The road to an NCAA National Championship is long and gruelling for athletes, and Canadian-born hockey players tend to stick closer to home rather than making the jump to the American collegiate hockey circuit.
But for Robyn Foley, who hails from the Goulds and has ties with the Northern Peninsula, the risk was worth the reward.
Foley put together a more than impressive year with the Norwich Cadets based out of Northfield, Vermont. The junior blueliner boasted a plus-51 rating in the plus minus category through 29 regular season games, and put up 23 points to her credit.
But it didn’t end there for Foley.
The Division 3 Cadets took on Elmira College and downed the Soaring Eagles 2-1 in front of a packed home crowd to win the NCAA National Championship.
“It’s unbelievable,” Foley said from the Norwich campus where she is currently studying health sciences. “For someone to play NCAA hockey, that’s every girl’s dream to win a National Championship. We had almost 3000 fans and it was crazy to win it at home.”
To add to her already successful year Foley was also selected as a second-team All-American, the only Canadian to make the cut out of the 24 skaters selected, the rest of which are native to the United States.
While Foley has only one year left at Norwich, she’s already eyeing a future in hockey while also continuing her career path in the health sciences.
“As of now I’m probably going to take a year off from school after I graduate next year to get some clinical hours and stuff, because I’m thinking about going to physical therapy for grad school,” Foley said. “There’s a professional league in Boston area called the CWHL, so if I can get some clinical hours around there or something I’d like to stay around this area.”
The Canadian Women’s Hockey League currently has seven hockey clubs throughout Canada and the United States, with one of those teams calling Boston home.
Foley says it has taken a lot of hard work to get to where she is today, after getting her start in hockey and the young age of 6-years-old.
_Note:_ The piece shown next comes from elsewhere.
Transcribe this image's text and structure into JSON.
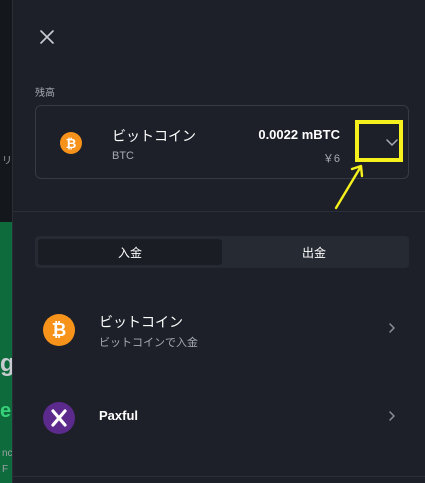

“The offseason is the most important thing,” she said. “We did it. It took a lot of hard work.”